Catheryn Charner-Laird, his third-grade teacher, said Tsarnaev was just learning English after moving to the U.S. from Russia in 2002 and cared very much about his school work. She said he "always wanted to do the right thing."
Other teachers said he got nearly all As in his classes, made friends easily and was an excellent soccer player.
Tsarnaev was convicted earlier this month in the 2013 bombing that killed three people and injured more than 260.
The same jury is now hearing evidence to decide whether he should be sentenced to life in prison or the death penalty.
Tsarnaev's lawyers on Wednesday shifted the focus away from his older brother, Tamerlan, who they have portrayed as the mastermind of the attack and a domineering influence on Dzhokhar.
Prosecutors have said the brothers were partners in the bombing, which was designed to retaliate against the U.S. for its actions in Muslim lands.
Rebecca Norris, one of Tsarnaev's teachers in seventh- and eighth-grade, said he was very bright and well-behaved.
"He wasn't a rebel. Basically, if you asked him to do something, he would do it," she said.
Norris said Tsarnaev was one of the school's best students and soccer players.
"I thought we would get him into a really good college with a full ride, and he would be very successful," she said.
The defense also showed the jury two photographs of a cherubic-looking Tsarnaev when he was about 9 years old. In one photo, he is sitting on a bench next to Tamerlan, who is about 16. Tamerlan has his arm around him, while Dzhokhar rests his arm on his older brother's leg.

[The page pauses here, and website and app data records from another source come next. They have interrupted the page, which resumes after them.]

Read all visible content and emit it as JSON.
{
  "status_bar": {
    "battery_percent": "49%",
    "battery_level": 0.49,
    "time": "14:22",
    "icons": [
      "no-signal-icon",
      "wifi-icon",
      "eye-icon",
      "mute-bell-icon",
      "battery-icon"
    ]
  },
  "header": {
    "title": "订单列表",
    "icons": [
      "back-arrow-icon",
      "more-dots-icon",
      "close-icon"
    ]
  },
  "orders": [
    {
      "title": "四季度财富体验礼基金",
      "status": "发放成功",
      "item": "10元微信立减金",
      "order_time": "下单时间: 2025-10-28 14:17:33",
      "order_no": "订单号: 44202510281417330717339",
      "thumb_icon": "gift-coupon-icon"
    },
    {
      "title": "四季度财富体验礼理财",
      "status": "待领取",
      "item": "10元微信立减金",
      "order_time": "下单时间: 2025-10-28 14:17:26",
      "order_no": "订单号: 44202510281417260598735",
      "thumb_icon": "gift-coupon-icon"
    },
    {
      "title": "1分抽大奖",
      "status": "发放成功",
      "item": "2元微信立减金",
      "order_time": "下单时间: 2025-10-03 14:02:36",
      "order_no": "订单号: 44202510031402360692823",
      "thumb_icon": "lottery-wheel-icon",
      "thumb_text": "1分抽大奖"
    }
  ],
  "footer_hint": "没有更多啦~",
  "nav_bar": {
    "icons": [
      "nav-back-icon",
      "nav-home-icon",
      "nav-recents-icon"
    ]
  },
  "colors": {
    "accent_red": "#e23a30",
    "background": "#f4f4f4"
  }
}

In the other, Dzhokhar is smiling with his mother, two sisters and the landlady who owned the Cambridge apartment building where they lived.